We admire new unorthodox synthesis of old “orthodox” role-models. For example, we love the image of an astronaut who is a great engineer and good scientist, but also practices shamanism, loves to dance at rave parties and studies schizoanalysis. And on the other hand we love the image of a poet, who studies programming, robotics and cosmology in order to inspire her /his poetry. Do you think we need this kind of mixture? In other words, should we send poets and artists to space to get a fresh visions of Cosmos?
Definitely. But more than that. Space exploration must be composite of art of science. There will no be proper life and space culturalization in the cosmos without that. Thats why I decided to work closely with my friends from Slovenia, who I like to call the Noordung AAA branch , when they created in 2012 the KSEVT, the Cultural Center of European Space Technologies in Vitanje near Maribor in Slovenia.
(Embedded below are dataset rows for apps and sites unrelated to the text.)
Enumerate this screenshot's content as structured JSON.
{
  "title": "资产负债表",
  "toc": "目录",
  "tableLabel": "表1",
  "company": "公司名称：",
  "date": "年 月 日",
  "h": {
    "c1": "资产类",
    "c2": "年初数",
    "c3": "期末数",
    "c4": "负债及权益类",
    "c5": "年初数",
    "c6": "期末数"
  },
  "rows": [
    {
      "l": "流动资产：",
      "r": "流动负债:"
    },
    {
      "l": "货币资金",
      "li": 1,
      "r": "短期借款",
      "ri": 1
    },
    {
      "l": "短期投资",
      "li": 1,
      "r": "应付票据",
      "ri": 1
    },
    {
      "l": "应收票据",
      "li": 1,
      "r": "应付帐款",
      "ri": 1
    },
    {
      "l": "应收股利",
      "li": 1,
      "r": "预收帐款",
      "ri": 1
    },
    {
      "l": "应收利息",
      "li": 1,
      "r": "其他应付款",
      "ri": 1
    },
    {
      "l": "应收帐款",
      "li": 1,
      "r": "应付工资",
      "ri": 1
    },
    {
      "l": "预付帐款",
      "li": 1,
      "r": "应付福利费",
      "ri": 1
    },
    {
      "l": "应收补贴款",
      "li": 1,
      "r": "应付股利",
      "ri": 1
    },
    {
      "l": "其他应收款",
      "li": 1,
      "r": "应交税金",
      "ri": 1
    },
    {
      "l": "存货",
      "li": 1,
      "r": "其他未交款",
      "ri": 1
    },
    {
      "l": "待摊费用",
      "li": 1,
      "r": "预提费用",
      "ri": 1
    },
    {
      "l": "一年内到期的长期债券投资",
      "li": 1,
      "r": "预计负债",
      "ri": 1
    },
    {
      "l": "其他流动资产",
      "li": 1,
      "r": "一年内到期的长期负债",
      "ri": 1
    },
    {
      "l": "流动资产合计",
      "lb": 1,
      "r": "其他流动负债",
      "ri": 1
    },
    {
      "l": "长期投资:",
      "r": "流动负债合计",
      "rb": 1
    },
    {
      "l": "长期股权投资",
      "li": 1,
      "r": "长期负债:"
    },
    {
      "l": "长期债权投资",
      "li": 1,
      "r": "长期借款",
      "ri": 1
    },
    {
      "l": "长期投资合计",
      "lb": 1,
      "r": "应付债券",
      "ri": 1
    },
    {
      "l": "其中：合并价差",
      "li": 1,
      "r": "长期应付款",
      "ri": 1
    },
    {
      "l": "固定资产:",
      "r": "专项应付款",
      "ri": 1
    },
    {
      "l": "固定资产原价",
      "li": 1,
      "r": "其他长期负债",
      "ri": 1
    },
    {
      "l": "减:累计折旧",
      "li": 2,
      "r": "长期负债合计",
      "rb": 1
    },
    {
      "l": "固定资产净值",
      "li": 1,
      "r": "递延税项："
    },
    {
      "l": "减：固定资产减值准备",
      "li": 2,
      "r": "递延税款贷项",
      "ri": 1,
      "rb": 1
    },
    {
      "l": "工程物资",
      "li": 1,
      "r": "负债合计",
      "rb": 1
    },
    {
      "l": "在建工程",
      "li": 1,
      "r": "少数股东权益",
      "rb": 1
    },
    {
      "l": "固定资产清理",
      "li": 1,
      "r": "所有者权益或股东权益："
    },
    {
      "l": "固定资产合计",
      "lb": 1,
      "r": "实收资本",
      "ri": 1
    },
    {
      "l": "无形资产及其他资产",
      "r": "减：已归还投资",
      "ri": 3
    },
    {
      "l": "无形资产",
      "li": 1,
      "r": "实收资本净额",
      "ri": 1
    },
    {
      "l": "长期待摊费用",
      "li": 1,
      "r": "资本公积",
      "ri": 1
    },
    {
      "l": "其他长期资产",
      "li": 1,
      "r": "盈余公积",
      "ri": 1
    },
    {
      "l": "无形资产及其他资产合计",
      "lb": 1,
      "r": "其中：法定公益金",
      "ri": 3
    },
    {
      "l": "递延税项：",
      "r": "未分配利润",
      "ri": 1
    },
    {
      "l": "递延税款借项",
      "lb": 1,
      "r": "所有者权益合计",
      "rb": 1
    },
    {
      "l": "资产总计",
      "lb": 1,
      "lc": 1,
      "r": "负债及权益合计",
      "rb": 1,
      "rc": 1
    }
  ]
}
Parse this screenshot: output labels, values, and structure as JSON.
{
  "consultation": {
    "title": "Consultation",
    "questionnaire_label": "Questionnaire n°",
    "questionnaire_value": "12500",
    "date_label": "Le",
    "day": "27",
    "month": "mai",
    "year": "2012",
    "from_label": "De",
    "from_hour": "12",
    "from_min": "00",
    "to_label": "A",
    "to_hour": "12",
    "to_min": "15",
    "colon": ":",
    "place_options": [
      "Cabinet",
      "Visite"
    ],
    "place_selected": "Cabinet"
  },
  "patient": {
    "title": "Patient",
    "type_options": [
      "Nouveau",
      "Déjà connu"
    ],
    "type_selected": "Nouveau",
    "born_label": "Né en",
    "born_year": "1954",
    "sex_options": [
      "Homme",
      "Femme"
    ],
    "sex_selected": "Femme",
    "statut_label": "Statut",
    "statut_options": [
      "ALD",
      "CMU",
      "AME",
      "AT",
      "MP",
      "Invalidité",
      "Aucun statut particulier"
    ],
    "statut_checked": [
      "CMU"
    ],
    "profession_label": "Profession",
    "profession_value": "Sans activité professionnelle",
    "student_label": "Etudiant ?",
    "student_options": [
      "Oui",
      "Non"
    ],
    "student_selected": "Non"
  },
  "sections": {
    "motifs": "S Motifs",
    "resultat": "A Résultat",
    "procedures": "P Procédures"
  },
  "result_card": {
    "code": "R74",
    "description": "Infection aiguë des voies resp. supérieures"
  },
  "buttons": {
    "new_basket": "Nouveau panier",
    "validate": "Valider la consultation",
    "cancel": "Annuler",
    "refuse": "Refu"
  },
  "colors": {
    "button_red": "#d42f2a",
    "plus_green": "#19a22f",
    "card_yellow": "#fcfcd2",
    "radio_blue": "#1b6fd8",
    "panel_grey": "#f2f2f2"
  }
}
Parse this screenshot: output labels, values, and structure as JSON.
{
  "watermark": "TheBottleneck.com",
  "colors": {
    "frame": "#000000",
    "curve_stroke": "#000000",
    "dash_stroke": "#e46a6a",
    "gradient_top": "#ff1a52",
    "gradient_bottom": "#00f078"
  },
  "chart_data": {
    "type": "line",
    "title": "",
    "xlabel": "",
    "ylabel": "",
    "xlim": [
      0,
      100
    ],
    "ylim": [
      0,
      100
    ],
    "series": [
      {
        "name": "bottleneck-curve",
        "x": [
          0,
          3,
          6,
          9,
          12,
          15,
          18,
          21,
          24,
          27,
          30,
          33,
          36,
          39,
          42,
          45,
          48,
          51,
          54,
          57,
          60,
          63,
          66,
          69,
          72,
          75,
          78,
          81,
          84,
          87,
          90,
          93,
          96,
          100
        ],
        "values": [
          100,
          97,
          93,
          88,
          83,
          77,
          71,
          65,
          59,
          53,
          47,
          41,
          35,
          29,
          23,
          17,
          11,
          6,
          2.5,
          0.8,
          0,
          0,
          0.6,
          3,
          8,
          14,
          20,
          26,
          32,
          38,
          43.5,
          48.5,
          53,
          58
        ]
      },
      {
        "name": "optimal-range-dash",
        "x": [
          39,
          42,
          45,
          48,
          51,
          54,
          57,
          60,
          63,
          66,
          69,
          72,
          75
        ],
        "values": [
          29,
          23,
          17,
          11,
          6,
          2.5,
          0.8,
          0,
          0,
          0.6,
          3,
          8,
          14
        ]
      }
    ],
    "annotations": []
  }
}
You have to remember that through the development of science and technology, national or commercial space programs influence the development of modern social-technological culture. But due to their limited sphere of national and commercial goals their influence on culture and vice-versa remains merely coincidental, inconsiderate and unreflected. So KSEVT aims to develop a cultural space program that sets its main frame around the topics of culturalization of space and the composite of art and science. KSEVT focuses on exploring and developing guidelines for the implementation of a cultural space program; it wishes to encourage both culturalization of space and composite research and development. Exploring and developing guidelines for the implementation of a cultural space program enables interaction of various experts, artists and scientists. They deal with a cultural cross section of space programs, each from his own method of thought and, moreover, they establish composite diplomatic protocols between the fields of art and science. KSEVT encourages individuals and organizations included in space and culture related activities to develop common projects. Through those efforts we can begin to recognize cultural patterns of space programs. Supporting composite research and development encourages scientific and artistic public to develop composite diplomatic protocols and models of thinking even further, all serving the same cause – a more complete understanding of the question: «What is it like to be human in space?»
What is your message for all the young space dreamers from all over the globe? From the skyscrapers of Shanghai to the slums of Venezuela?
You don’t need a rocket to develop your own space program!